Festival is a yearly event that brings pen handlers, readers and critics from
all over the world to Bali. Arriving in Ubud, the banners on the side of the
road, suggested that this is no intimate tea party, but an extremely well
organized festival. The program I leafed through incessantly during the day
only furthered that impression. From 5 until 9 October over 40 venues in and
around Yoga capital Ubud are the scene of seminars, panel discussions, book
presentations, workshops and art performances/exhibitions.
To name a few examples, what to think of a workshop on
travel writing? Or a discussion on colonialism and its effect on literature? Or
sharing a three course rice based meal with Anthropologist Stephen Lansing, who
has been researching the cultivation of rice and the intricatesubakirrigation system on Bali for years?
There is so much to choose from, we felt bedazzled amidst it all!
Today we joined a wonderful panel
discussion about “The cycle of rice”: how the traditional subak irrigation
system in Bali is based on sharing and maintaining balance, while ongoing
development yearly turns close to 1000 hectares of Balinese rice paddies into
villas and resorts. This is a very current, multifaceted and complicated
matter, that Yvette Benningshof will delve into further.
After that we went to a panel discussion involving three
heavyweights in Indonesian literary/arts circles: writer Andrea Hirata, who
wrote the bestselling novelLaskar Pelangi(Rainbow Troops 2005), dramatist Putu
Wijaya and photographer Rio Helmi. The subject matter was the
multi-interpretable slogan of this years’ edition of the Ubud Writers and
Readers Festival: Cultivate the Land Within (Nandurin
The panelists narrated the profound
connection they have with their ‘land’, their birthplace, their hometown,
adopted cities and revered motherland. Andrea Hirata, who uses his home
‘village’ on Biliton often as a setting for his novels revealed:
Usually people say that if you create some distance with
your home country, everything becomes easier and easier to describe. Maybe if I
hadn’t left, i couldn’t have written my novels.”
Rio Helmi on the other hand comes
from a very mixed background (his mother is Turkish and his father Indonesian)
and told the audience he is fascinated by how different people and different
cultures see their land. He likes the way he can switch between cultures,
because he is from a mixed background. His photography is about seeing people
his way and sharing that with others.
Putu Wijaya was born in Bali, but
doesn’t feel Balinese. Dramatically he stated:
I am a contaminated Balinese. I like western music and
western films. I spend most of my time in Yogyakarta or Jakarta. But the whole
time I am away, I think of Bali. I think I’m cursed to be Balinese.”
The Indonesian saying “kacang lupa
kulitnya”(the peanut forgets its shell) doesn’t seem to hold true for either of
the panelists. Each has his own way of connecting with land and home.
Rio Helmi sees it more like

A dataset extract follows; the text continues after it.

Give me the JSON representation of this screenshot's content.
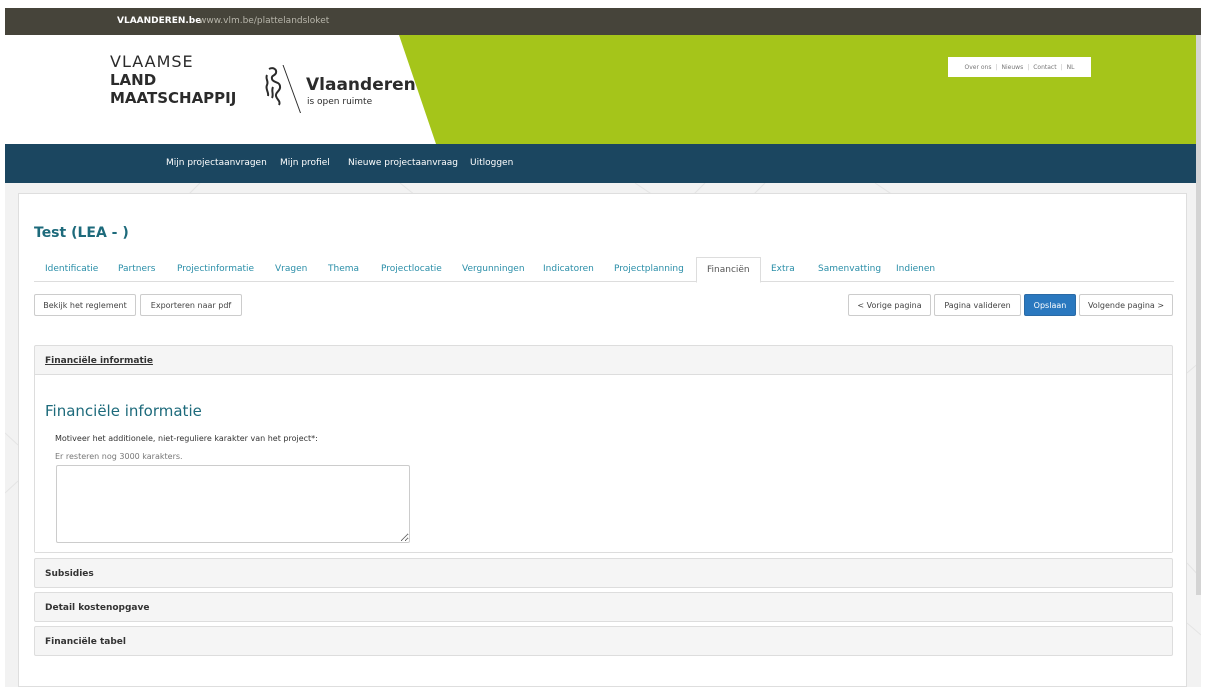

traveling through a landscape, instead of having a land within oneself.
According to him it is in the heart and in the mind where you create home. He
recalls an occasion when he was in a boat with a Buginese father and son. They

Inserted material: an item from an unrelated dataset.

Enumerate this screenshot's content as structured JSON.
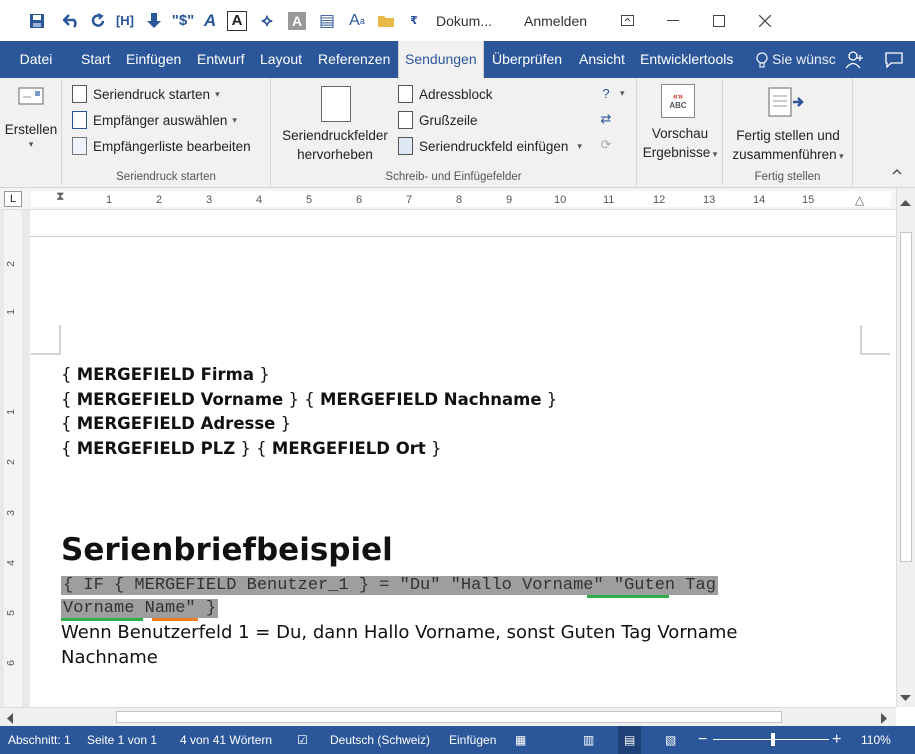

were arguing about where the coral reef was in regards to the boat. The father
said: “It is there, 15 feet from here. I can smell it I can feel it.” The son
disagreed and they kept on arguing. So Rio took out his flashlight and there it
was, just as the father had said. he had felt it and smelled it. That is what
cultivating the land within is.
The biggest change he has seen in
Bali is in the attitude of the people. “People used to be contented with their
lives. I am not saying they were enlightened or anything, but they were happy
with the way things were. But now, everybody on this island is in search of
something, of a dream, grasping and searching. The biggest disputes on Bali are
about land, there are heritage claims, family arguments and so on.”
Once again the land issues on Bali
seemed to rear their ugly head, an issue we will surely pay closer attention to
in the near future.
After the discussion it was time for
some questions. A question I found particularly interesting was: “Does the
theme Cultivate the Land Within perhaps signify that we have no more land
outside to cultivate? Doesn’t it mean that we have lost our culture or land and
we are only left with land within to cultivate?
Rio Helmi answered poignantly: “No,
it means we understand we don’t own anything. You can imagine and think
something is yours, but you can hold on to nothing. You can have a certificate
or official paperwork, but in the end we are transient. This theme of
”cultivate the land within” is a recognition of that. We are aware of the fact
that we don’t own anything.
The Ubud Readers and Writers
Festival was named “Among the top six best literary festivals in the world” by
Harper Bazaar. In the coming days the Latitudes Tag Team, consisting of editor
Emma Kwee and journalist Yvette Benningshof will explore this wonderful
festival. In the meantime, if you’re in the neighborhood, get to Ubud to join
in the fun! If you’re not, read our posts and weep…